Each of Yankee’s fuel assemblies is 6 feet square, approximately 12 feet long and weighs about 700 pounds. The reactor core holds 368 fuel assemblies, each of which remains in the reactor for 4 1/2 years before being moved to the spent fuel pool.
The capacity of the spent fuel pool is 3,355 assemblies and room must be maintained to keep space for the full-core offload of the reactor’s 368 assemblies.
Last year, 340 of the oldest fuel assemblies were moved from the spent fuel pool and placed into five dry casks, which were themselves placed on a concrete storage pad just outside the reactor building.
Each cask weighs about 100 tons and contains 68 fuel assemblies.
By 2012, another seven to eight canisters will need to be filled and if the plant is closed that year, 55 to 60 dry casks will be needed.
If Vermont Yankee receives approval to continue operation for 20 years past its original license expiration date of 2012, five to six dry casks will need to be loaded every five to seven years to maintain full-core offload.
“Dry cask storage is proven,” said Kauffman. “It’s safe. These things are designed to take anything that the plant can take,” he said, including floods, fires, hurricanes, high and low temperatures and even impacts from aircraft. “They’re very tough.”
Even if the storage pad at Vermont Yankee, which is located at an elevation of 254 feet above sea level, is flooded, he said, “The casks aren’t going anywhere. They wouldn’t be approved if they couldn’t handle that.”
The storage pad is 1 1/2 feet higher than the location’s 500-year-flood level.
If storage outlasts the life of the casks, about 100 years, the spent fuel can be moved into new casks, he said.
“Because these are transferable, dry cask storage can last indefinitely,” said Kauffman.
Even if Yucca Mountain or some other permanent site opens, it will take 100 years or more to move the spent fuel, meaning the waste at Vermont Yankee will probably be there for a long, long time.
Dry cask storage is also costly for electricity consumers, according to a document produced by Vermont Yankee.
“Each year of delay in the federal program for removing used nuclear fuel from reactor sites will add an estimated $1 billion in temporary storage costs,” according to the document.
“We will need a federal repository at a minimum for the spent fuel in existence,” said Ed Lyman, senior staff scientist for the United States branch of the Union of Concerned Scientists. “There’s really no alternative at this point. The one course of action that is not reasonable is to simply do nothing and proceed with building a large number of building new nuclear power plants.”

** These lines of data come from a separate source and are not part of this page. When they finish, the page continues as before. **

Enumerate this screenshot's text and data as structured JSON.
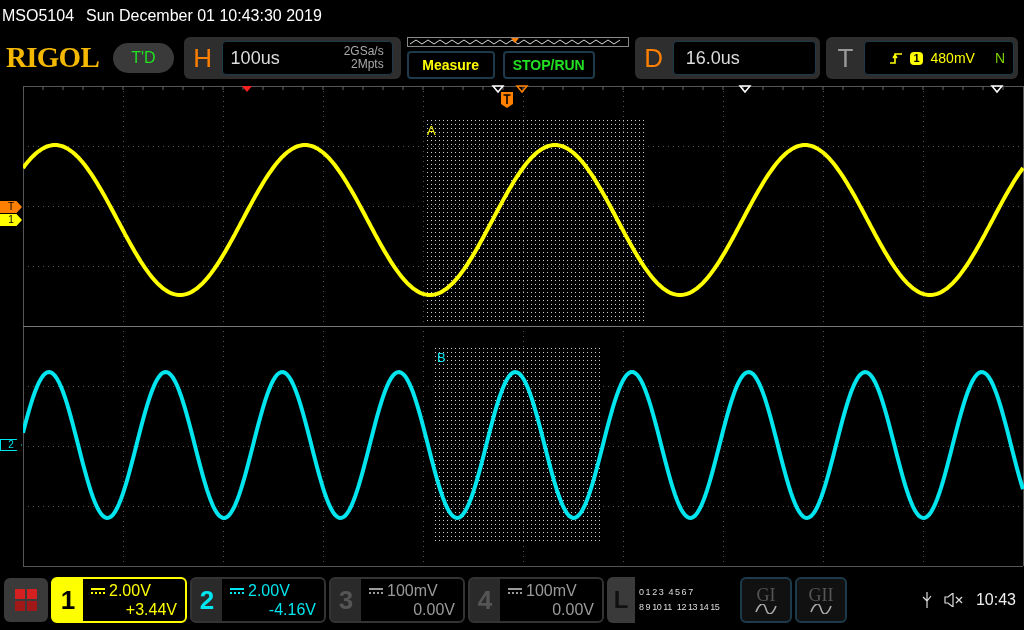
{
  "title_bar": {
    "model": "MSO5104",
    "datetime": "Sun December 01 10:43:30 2019"
  },
  "brand": {
    "logo": "RIGOL",
    "badge": "T'D"
  },
  "horizontal": {
    "label": "H",
    "timebase": "100us",
    "sample_rate": "2GSa/s",
    "memory_depth": "2Mpts"
  },
  "buttons": [
    {
      "label": "Measure",
      "kind": "measure"
    },
    {
      "label": "STOP/RUN",
      "kind": "run"
    }
  ],
  "delay": {
    "label": "D",
    "value": "16.0us"
  },
  "trigger": {
    "label": "T",
    "source": "1",
    "level": "480mV",
    "mode": "N"
  },
  "waveform_area": {
    "zones": [
      {
        "label": "A",
        "color": "#ffff00"
      },
      {
        "label": "B",
        "color": "#00e5ee"
      }
    ],
    "markers": [
      {
        "label": "T",
        "color": "#ff8000"
      },
      {
        "label": "1",
        "color": "#ffff00"
      },
      {
        "label": "2",
        "color": "#00e5ee"
      }
    ]
  },
  "channels": [
    {
      "number": "1",
      "scale": "2.00V",
      "offset": "+3.44V",
      "on": true,
      "selected": true,
      "color": "#ffff00"
    },
    {
      "number": "2",
      "scale": "2.00V",
      "offset": "-4.16V",
      "on": true,
      "selected": false,
      "color": "#00e5ee"
    },
    {
      "number": "3",
      "scale": "100mV",
      "offset": "0.00V",
      "on": false,
      "selected": false
    },
    {
      "number": "4",
      "scale": "100mV",
      "offset": "0.00V",
      "on": false,
      "selected": false
    }
  ],
  "logic": {
    "label": "L",
    "rows": [
      [
        "0 1 2 3",
        "4 5 6 7"
      ],
      [
        "8 9 10 11",
        "12 13 14 15"
      ]
    ]
  },
  "generators": [
    {
      "label": "GI"
    },
    {
      "label": "GII"
    }
  ],
  "status_bar": {
    "time": "10:43"
  }
}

Speaking for himself and not the Union of Concerned Scientists, Lyman said there is one option no one is talking about.
“States that want nuclear power plants should take more responsibility for final disposal of the spent fuel,” he said.
On Thursday: Is the reprocessing of spent nuclear fuel the answer to the nation’s spent fuel woes?
Bob Audette can be reached at email@example.com, or at 802-254-2311, ext. 273.